_Work to be completed_. Print the records below exactly, with no pictures.

_Information supplied_.

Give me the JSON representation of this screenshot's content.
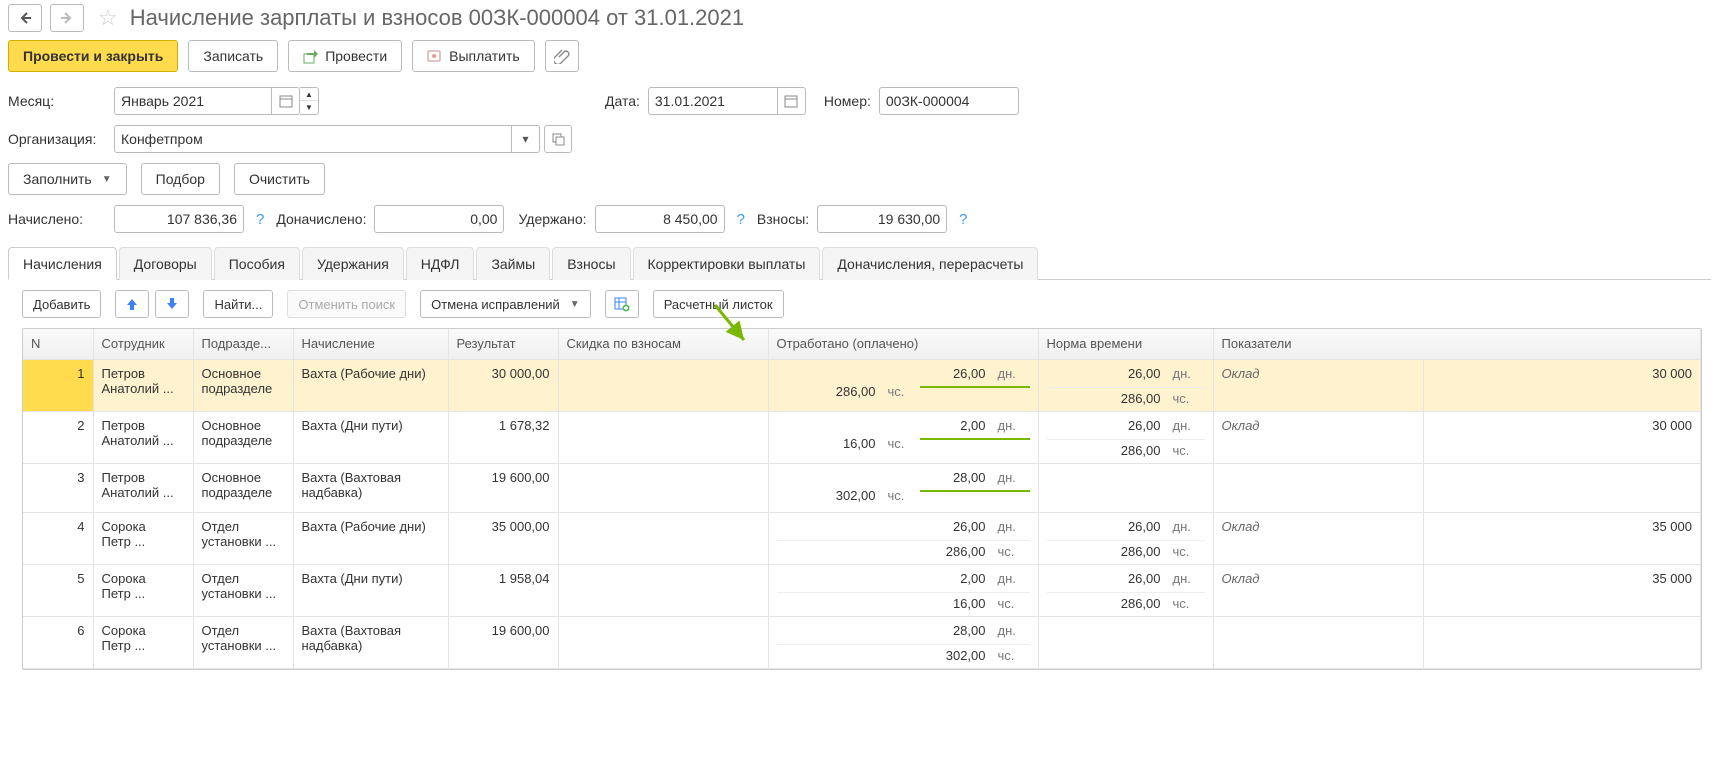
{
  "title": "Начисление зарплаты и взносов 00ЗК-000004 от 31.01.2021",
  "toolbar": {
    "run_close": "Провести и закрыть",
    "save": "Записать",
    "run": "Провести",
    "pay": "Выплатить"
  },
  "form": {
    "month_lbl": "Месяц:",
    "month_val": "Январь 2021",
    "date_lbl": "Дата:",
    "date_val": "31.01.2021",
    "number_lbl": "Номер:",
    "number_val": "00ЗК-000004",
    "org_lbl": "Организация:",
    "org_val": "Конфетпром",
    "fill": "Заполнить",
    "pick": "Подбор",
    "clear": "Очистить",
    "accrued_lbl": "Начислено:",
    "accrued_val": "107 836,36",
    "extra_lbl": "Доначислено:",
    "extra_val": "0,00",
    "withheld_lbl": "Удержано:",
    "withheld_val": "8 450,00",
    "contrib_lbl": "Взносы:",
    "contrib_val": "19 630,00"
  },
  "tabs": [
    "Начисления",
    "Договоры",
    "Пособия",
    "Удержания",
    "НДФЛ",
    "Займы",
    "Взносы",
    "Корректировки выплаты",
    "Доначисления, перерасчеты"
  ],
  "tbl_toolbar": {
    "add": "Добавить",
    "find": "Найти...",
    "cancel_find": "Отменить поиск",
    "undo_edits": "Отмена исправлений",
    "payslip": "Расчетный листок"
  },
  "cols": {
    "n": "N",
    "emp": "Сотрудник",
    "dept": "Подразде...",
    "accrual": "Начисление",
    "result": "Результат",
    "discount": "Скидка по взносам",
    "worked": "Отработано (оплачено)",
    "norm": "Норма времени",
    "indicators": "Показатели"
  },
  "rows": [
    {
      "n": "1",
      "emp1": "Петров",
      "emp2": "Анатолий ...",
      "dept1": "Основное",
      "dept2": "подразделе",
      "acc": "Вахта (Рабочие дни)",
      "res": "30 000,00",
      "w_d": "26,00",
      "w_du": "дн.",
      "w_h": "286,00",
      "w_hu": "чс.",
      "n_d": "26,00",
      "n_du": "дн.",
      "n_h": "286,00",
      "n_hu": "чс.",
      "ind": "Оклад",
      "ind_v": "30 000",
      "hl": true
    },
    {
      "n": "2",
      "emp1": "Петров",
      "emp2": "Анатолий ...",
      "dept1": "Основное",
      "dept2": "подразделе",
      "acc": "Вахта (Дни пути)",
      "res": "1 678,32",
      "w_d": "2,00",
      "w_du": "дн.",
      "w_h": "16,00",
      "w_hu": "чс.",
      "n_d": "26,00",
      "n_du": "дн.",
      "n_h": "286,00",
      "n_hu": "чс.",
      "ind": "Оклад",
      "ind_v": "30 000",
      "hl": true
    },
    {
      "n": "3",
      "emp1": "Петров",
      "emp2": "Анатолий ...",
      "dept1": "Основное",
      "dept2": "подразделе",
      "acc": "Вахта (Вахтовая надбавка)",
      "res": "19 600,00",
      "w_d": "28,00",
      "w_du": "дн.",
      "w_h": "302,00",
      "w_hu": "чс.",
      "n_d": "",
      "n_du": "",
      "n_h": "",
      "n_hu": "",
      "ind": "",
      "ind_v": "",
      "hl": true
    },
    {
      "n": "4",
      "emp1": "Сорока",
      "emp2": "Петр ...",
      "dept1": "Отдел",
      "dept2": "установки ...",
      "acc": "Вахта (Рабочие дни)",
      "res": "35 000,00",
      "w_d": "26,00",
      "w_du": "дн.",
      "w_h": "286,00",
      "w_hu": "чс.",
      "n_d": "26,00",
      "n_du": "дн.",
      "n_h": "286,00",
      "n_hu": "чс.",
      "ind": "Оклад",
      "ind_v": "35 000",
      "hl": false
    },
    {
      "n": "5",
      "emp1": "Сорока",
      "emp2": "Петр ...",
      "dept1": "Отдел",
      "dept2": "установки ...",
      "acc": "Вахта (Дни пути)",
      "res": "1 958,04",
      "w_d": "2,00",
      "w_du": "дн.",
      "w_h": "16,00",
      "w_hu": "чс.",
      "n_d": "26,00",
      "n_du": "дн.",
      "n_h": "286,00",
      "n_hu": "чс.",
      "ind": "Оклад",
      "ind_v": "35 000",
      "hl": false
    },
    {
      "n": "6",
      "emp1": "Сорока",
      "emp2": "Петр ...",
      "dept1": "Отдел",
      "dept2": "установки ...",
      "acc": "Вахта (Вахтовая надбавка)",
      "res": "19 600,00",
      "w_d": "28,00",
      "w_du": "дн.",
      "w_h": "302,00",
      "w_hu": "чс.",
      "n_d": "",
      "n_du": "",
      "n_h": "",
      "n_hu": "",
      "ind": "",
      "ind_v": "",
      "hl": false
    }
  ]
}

_Answer box_.
Give me the JSON representation of this screenshot's content.
{
  "title": "Начисление зарплаты и взносов 00ЗК-000004 от 31.01.2021",
  "toolbar": {
    "run_close": "Провести и закрыть",
    "save": "Записать",
    "run": "Провести",
    "pay": "Выплатить"
  },
  "form": {
    "month_lbl": "Месяц:",
    "month_val": "Январь 2021",
    "date_lbl": "Дата:",
    "date_val": "31.01.2021",
    "number_lbl": "Номер:",
    "number_val": "00ЗК-000004",
    "org_lbl": "Организация:",
    "org_val": "Конфетпром",
    "fill": "Заполнить",
    "pick": "Подбор",
    "clear": "Очистить",
    "accrued_lbl": "Начислено:",
    "accrued_val": "107 836,36",
    "extra_lbl": "Доначислено:",
    "extra_val": "0,00",
    "withheld_lbl": "Удержано:",
    "withheld_val": "8 450,00",
    "contrib_lbl": "Взносы:",
    "contrib_val": "19 630,00"
  },
  "tabs": [
    "Начисления",
    "Договоры",
    "Пособия",
    "Удержания",
    "НДФЛ",
    "Займы",
    "Взносы",
    "Корректировки выплаты",
    "Доначисления, перерасчеты"
  ],
  "tbl_toolbar": {
    "add": "Добавить",
    "find": "Найти...",
    "cancel_find": "Отменить поиск",
    "undo_edits": "Отмена исправлений",
    "payslip": "Расчетный листок"
  },
  "cols": {
    "n": "N",
    "emp": "Сотрудник",
    "dept": "Подразде...",
    "accrual": "Начисление",
    "result": "Результат",
    "discount": "Скидка по взносам",
    "worked": "Отработано (оплачено)",
    "norm": "Норма времени",
    "indicators": "Показатели"
  },
  "rows": [
    {
      "n": "1",
      "emp1": "Петров",
      "emp2": "Анатолий ...",
      "dept1": "Основное",
      "dept2": "подразделе",
      "acc": "Вахта (Рабочие дни)",
      "res": "30 000,00",
      "w_d": "26,00",
      "w_du": "дн.",
      "w_h": "286,00",
      "w_hu": "чс.",
      "n_d": "26,00",
      "n_du": "дн.",
      "n_h": "286,00",
      "n_hu": "чс.",
      "ind": "Оклад",
      "ind_v": "30 000",
      "hl": true
    },
    {
      "n": "2",
      "emp1": "Петров",
      "emp2": "Анатолий ...",
      "dept1": "Основное",
      "dept2": "подразделе",
      "acc": "Вахта (Дни пути)",
      "res": "1 678,32",
      "w_d": "2,00",
      "w_du": "дн.",
      "w_h": "16,00",
      "w_hu": "чс.",
      "n_d": "26,00",
      "n_du": "дн.",
      "n_h": "286,00",
      "n_hu": "чс.",
      "ind": "Оклад",
      "ind_v": "30 000",
      "hl": true
    },
    {
      "n": "3",
      "emp1": "Петров",
      "emp2": "Анатолий ...",
      "dept1": "Основное",
      "dept2": "подразделе",
      "acc": "Вахта (Вахтовая надбавка)",
      "res": "19 600,00",
      "w_d": "28,00",
      "w_du": "дн.",
      "w_h": "302,00",
      "w_hu": "чс.",
      "n_d": "",
      "n_du": "",
      "n_h": "",
      "n_hu": "",
      "ind": "",
      "ind_v": "",
      "hl": true
    },
    {
      "n": "4",
      "emp1": "Сорока",
      "emp2": "Петр ...",
      "dept1": "Отдел",
      "dept2": "установки ...",
      "acc": "Вахта (Рабочие дни)",
      "res": "35 000,00",
      "w_d": "26,00",
      "w_du": "дн.",
      "w_h": "286,00",
      "w_hu": "чс.",
      "n_d": "26,00",
      "n_du": "дн.",
      "n_h": "286,00",
      "n_hu": "чс.",
      "ind": "Оклад",
      "ind_v": "35 000",
      "hl": false
    },
    {
      "n": "5",
      "emp1": "Сорока",
      "emp2": "Петр ...",
      "dept1": "Отдел",
      "dept2": "установки ...",
      "acc": "Вахта (Дни пути)",
      "res": "1 958,04",
      "w_d": "2,00",
      "w_du": "дн.",
      "w_h": "16,00",
      "w_hu": "чс.",
      "n_d": "26,00",
      "n_du": "дн.",
      "n_h": "286,00",
      "n_hu": "чс.",
      "ind": "Оклад",
      "ind_v": "35 000",
      "hl": false
    },
    {
      "n": "6",
      "emp1": "Сорока",
      "emp2": "Петр ...",
      "dept1": "Отдел",
      "dept2": "установки ...",
      "acc": "Вахта (Вахтовая надбавка)",
      "res": "19 600,00",
      "w_d": "28,00",
      "w_du": "дн.",
      "w_h": "302,00",
      "w_hu": "чс.",
      "n_d": "",
      "n_du": "",
      "n_h": "",
      "n_hu": "",
      "ind": "",
      "ind_v": "",
      "hl": false
    }
  ]
}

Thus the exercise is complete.